- Task item -
Extract, from the listing that follows, each line containing the word "hours".
(Beginning of Data excerpts)
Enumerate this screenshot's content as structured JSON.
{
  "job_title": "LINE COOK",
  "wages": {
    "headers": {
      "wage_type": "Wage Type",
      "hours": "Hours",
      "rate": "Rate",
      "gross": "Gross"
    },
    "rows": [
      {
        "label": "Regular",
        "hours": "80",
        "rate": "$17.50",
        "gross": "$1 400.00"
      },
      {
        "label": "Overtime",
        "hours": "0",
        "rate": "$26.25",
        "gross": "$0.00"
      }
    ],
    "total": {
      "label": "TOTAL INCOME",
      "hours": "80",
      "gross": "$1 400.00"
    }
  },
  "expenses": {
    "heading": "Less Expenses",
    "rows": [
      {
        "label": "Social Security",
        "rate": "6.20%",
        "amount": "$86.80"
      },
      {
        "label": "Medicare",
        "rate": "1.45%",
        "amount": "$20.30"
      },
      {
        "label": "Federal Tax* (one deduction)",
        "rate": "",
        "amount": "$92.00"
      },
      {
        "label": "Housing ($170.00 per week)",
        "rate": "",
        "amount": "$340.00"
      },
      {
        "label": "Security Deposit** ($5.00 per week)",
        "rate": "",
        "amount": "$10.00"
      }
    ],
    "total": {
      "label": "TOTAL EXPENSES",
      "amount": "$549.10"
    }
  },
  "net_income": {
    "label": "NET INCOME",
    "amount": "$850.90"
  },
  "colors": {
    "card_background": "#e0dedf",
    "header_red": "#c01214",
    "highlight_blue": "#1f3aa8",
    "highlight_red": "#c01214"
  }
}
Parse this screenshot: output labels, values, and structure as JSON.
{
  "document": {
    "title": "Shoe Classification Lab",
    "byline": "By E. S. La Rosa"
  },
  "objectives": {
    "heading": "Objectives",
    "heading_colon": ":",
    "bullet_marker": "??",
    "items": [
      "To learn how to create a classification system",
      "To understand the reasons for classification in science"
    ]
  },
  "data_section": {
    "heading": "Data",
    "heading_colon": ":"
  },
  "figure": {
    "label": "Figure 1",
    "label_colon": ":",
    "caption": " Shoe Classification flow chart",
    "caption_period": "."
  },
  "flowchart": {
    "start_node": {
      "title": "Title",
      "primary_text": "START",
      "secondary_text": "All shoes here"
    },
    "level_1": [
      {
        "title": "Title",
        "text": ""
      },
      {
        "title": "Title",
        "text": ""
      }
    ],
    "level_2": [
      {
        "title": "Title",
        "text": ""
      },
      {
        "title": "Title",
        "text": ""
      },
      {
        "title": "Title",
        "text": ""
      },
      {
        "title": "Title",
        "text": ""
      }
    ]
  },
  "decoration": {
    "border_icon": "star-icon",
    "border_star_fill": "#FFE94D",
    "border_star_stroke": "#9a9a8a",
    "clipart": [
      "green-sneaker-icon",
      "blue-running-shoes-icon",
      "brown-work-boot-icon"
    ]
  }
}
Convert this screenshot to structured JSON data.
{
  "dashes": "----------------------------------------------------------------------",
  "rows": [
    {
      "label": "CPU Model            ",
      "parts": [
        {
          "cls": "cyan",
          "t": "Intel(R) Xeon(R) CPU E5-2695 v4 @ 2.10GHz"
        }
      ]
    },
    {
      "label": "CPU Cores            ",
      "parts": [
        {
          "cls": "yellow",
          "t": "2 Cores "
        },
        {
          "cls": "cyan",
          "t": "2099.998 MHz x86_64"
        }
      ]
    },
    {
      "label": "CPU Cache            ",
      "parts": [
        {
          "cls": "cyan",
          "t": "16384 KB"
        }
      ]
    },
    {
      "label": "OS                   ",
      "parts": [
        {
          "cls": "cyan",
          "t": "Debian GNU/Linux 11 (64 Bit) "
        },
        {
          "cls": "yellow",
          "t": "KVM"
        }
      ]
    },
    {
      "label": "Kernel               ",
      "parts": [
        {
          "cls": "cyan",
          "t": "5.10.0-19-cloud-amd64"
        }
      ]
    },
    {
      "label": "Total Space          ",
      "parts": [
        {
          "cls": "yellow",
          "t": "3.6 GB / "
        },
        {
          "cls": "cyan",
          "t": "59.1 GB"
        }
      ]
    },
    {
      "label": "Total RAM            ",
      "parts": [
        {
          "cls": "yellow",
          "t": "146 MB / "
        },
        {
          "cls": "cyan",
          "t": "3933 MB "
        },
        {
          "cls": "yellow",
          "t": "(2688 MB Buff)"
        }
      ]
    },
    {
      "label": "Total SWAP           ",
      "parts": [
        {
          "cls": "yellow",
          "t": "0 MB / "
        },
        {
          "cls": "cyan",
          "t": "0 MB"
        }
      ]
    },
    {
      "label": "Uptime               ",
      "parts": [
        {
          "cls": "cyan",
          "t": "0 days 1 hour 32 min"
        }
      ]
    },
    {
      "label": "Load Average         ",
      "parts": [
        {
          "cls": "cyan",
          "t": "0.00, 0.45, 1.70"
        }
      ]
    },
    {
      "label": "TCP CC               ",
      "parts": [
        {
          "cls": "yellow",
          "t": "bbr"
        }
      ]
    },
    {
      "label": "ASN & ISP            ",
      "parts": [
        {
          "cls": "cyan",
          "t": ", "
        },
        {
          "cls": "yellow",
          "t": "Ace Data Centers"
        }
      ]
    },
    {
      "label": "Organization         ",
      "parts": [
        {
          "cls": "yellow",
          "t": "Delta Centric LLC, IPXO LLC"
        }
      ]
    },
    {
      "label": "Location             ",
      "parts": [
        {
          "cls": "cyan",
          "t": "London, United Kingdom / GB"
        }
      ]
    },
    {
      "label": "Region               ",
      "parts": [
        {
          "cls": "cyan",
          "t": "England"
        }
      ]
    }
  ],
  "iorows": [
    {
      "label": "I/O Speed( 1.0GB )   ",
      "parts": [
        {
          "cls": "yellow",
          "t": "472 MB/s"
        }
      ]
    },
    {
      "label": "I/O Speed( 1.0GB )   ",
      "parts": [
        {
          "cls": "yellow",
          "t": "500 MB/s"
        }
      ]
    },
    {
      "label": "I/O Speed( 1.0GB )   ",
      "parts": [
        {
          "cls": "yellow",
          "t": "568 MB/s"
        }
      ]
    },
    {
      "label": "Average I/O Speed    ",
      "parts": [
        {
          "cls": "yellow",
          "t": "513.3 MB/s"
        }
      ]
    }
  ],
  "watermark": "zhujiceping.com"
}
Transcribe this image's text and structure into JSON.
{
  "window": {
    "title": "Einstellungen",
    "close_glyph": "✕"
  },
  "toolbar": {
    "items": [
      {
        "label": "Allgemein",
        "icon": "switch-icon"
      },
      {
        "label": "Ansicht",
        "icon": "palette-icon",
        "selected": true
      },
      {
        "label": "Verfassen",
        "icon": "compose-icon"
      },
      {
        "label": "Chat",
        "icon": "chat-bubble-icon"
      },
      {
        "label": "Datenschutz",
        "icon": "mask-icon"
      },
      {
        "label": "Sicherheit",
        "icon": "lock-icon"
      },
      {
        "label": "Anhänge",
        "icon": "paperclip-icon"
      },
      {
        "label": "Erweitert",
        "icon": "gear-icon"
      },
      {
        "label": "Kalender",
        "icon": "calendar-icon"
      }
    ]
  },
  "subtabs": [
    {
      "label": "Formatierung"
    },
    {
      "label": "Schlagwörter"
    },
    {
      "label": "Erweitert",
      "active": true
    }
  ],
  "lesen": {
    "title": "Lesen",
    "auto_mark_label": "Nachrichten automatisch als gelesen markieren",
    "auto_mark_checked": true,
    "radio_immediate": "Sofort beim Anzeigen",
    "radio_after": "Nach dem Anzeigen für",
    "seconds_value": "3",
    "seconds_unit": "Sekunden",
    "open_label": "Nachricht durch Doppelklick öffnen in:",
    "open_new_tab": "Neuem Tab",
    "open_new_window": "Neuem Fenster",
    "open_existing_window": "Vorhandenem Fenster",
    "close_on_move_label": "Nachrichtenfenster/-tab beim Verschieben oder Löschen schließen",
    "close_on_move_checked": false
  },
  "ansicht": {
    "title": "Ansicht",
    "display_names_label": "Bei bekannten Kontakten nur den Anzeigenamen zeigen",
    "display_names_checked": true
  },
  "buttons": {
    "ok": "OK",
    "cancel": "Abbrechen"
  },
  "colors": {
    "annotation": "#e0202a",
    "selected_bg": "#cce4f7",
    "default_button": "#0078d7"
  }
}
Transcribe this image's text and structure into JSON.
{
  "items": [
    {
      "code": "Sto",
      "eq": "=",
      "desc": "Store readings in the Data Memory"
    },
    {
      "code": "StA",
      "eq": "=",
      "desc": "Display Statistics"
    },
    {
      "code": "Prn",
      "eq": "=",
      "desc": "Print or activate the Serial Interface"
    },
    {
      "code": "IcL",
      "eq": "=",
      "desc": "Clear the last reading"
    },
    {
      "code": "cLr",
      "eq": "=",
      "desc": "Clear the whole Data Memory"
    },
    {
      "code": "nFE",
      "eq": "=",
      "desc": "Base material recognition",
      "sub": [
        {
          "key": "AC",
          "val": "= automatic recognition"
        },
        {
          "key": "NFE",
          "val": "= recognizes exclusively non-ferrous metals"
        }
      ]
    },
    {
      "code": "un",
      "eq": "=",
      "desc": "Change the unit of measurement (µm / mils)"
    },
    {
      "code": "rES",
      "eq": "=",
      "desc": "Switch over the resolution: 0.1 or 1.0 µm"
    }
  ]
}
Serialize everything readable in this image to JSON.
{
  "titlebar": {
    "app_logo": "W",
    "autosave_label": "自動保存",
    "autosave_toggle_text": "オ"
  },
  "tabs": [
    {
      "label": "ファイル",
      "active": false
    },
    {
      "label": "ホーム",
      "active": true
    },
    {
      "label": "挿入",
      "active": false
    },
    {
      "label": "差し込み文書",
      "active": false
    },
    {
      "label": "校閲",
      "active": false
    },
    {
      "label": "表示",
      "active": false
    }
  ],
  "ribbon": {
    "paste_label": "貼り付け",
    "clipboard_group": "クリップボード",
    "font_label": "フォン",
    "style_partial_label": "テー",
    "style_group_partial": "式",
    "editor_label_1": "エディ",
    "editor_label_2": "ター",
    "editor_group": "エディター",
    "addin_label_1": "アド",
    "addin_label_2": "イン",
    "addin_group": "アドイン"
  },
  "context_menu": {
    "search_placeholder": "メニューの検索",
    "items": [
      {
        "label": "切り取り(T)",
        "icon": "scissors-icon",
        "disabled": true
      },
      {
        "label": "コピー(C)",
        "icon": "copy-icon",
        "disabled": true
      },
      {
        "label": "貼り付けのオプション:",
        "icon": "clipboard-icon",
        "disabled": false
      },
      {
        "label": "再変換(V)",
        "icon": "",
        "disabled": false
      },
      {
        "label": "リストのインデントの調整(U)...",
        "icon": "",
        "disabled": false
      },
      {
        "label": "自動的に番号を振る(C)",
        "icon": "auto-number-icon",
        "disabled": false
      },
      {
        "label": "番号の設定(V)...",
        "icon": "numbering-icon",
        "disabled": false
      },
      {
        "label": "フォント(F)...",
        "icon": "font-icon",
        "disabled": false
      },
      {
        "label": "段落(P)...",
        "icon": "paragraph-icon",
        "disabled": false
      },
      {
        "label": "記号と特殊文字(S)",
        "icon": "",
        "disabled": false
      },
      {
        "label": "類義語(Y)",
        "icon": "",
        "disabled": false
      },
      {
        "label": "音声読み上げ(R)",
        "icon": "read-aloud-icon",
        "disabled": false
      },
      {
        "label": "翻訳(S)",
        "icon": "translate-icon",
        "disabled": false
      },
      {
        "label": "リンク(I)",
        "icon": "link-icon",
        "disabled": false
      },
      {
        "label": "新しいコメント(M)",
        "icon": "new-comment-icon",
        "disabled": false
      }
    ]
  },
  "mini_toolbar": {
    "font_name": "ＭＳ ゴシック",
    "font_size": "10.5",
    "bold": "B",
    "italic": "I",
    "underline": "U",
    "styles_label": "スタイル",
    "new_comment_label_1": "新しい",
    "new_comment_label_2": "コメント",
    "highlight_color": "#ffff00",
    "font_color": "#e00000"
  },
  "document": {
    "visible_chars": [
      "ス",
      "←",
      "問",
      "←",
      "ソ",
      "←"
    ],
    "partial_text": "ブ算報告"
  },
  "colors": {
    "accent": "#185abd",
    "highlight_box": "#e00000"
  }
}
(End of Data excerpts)
- Response to the task -
      "hours": "Hours",
        "hours": "80",
        "hours": "0",
      "hours": "80",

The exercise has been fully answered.